Ecosystem restoration: ecological restoration of emergent coastal marshes and aquatic habitats
As our understanding of complex biotic and abiotic links between emergent marshes and adjacent aquatic habitats increases, restoration approaches must also increase in complexity. The development of plant canopy features is often considered to be a sign of successful coastal marsh restoration, but a robust plant canopy may not correspond with the recovery of other ecosystem attributes such as nutrient retention or energy flow through food webs... Read more.
Changing coastal ecosystems: causes and consequences of mangrove expansion into northern Gulf of Mexico salt marshes
On the Texas coast, black mangroves (Avicennia germinans) regularly expand from persistent populations into salt marshes during periods with warm winters, and occasionally contract in distribution during periods with severe freezes. Over the coming decades, mangrove distributions are expected to continue expanding due to rising global temperatures and milder winters. As a result, large areas of the Texas coast that historically have been dominated by salt marshes will become dominated by mangroves. ... Read more.
Blue carbon in coastal wetlands: the effects of restoration and woody encroachment

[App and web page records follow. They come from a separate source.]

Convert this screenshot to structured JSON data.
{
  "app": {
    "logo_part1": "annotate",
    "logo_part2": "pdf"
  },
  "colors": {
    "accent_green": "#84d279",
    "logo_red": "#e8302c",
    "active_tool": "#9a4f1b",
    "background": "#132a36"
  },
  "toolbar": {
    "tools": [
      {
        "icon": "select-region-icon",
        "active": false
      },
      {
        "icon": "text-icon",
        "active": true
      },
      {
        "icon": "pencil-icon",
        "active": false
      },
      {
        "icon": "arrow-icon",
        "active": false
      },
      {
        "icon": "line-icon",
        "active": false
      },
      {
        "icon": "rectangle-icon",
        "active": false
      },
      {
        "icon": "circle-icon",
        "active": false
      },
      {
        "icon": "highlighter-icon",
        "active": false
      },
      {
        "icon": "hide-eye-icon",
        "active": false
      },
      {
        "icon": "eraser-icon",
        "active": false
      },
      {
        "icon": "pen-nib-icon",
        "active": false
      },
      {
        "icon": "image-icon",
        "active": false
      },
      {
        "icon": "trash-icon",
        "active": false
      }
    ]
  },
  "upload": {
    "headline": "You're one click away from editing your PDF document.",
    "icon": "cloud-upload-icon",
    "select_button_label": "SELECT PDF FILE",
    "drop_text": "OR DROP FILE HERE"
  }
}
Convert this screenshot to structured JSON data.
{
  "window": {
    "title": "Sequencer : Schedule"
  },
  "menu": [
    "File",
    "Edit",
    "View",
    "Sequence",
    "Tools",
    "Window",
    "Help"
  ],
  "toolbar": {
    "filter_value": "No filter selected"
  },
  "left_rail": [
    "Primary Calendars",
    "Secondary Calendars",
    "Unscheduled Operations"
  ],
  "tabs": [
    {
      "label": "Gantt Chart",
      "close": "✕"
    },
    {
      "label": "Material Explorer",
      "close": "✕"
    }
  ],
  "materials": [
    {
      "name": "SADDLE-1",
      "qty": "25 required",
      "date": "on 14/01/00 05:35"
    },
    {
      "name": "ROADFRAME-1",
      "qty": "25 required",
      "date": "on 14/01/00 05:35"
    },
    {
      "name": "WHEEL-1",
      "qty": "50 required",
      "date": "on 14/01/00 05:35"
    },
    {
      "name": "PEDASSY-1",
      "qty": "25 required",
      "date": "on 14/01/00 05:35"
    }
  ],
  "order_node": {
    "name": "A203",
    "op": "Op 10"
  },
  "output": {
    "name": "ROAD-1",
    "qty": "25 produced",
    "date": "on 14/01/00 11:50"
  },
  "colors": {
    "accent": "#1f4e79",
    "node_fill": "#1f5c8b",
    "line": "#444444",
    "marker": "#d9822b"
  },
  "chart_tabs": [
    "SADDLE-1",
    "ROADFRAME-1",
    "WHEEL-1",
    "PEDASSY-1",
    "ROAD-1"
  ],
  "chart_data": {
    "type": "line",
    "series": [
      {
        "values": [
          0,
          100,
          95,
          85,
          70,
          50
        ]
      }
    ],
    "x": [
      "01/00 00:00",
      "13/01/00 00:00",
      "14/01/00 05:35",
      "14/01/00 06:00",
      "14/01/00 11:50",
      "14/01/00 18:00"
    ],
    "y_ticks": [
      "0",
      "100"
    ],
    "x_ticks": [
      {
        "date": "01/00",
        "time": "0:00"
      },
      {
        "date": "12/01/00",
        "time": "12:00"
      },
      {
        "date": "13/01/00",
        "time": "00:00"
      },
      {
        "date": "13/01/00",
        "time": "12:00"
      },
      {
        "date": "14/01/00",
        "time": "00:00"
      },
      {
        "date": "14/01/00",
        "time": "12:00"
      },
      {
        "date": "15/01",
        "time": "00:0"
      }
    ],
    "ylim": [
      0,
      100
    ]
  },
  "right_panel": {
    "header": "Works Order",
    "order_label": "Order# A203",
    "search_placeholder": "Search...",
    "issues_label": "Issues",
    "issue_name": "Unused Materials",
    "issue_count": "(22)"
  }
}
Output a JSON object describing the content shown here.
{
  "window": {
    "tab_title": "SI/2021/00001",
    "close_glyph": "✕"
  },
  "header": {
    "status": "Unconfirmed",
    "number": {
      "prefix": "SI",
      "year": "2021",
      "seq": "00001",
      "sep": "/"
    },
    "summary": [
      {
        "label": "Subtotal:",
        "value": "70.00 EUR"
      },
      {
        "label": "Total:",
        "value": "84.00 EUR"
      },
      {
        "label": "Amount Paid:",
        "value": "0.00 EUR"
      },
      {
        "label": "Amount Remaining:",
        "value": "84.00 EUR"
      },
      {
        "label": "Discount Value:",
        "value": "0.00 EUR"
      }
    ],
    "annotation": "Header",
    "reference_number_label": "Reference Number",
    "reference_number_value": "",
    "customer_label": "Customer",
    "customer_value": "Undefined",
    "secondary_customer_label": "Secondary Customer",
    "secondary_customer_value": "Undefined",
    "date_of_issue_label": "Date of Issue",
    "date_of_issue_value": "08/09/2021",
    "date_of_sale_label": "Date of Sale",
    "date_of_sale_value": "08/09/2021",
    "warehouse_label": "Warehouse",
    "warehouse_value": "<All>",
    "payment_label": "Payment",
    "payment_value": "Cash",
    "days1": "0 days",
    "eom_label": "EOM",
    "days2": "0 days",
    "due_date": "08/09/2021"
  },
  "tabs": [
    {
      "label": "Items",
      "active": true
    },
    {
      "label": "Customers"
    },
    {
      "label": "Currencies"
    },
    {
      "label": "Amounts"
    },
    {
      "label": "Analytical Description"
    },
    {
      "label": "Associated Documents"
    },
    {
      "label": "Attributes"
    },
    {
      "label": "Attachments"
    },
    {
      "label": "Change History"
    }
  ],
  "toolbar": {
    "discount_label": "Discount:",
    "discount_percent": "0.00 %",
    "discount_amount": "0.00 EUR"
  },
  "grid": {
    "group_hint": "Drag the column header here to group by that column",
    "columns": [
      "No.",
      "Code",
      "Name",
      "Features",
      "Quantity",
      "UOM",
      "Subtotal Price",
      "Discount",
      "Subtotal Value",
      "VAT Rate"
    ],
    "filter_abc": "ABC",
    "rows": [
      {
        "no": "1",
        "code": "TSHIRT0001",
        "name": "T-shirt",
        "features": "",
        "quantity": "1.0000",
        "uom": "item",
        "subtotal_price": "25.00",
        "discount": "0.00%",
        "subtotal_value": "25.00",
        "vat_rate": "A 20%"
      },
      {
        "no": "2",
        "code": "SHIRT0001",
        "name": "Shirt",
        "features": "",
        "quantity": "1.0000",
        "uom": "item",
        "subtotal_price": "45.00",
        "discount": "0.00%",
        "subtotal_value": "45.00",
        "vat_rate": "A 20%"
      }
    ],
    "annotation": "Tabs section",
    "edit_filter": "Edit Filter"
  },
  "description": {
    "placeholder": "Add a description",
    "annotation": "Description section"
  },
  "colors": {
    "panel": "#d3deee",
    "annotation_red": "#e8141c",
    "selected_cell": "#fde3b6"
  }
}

Carbon can be absorbed from the atmosphere and stored by microbial and plant communities in a process called sequestration. A portion of this carbon is respired by the plants and released back into the atmosphere, but the remainder is converted into biomass that may become sequestered in the soil for decades. Carbon that is sequestered in marine habitats such as marshes, mangroves, and seagrasses, is known as “blue carbon.” Read more.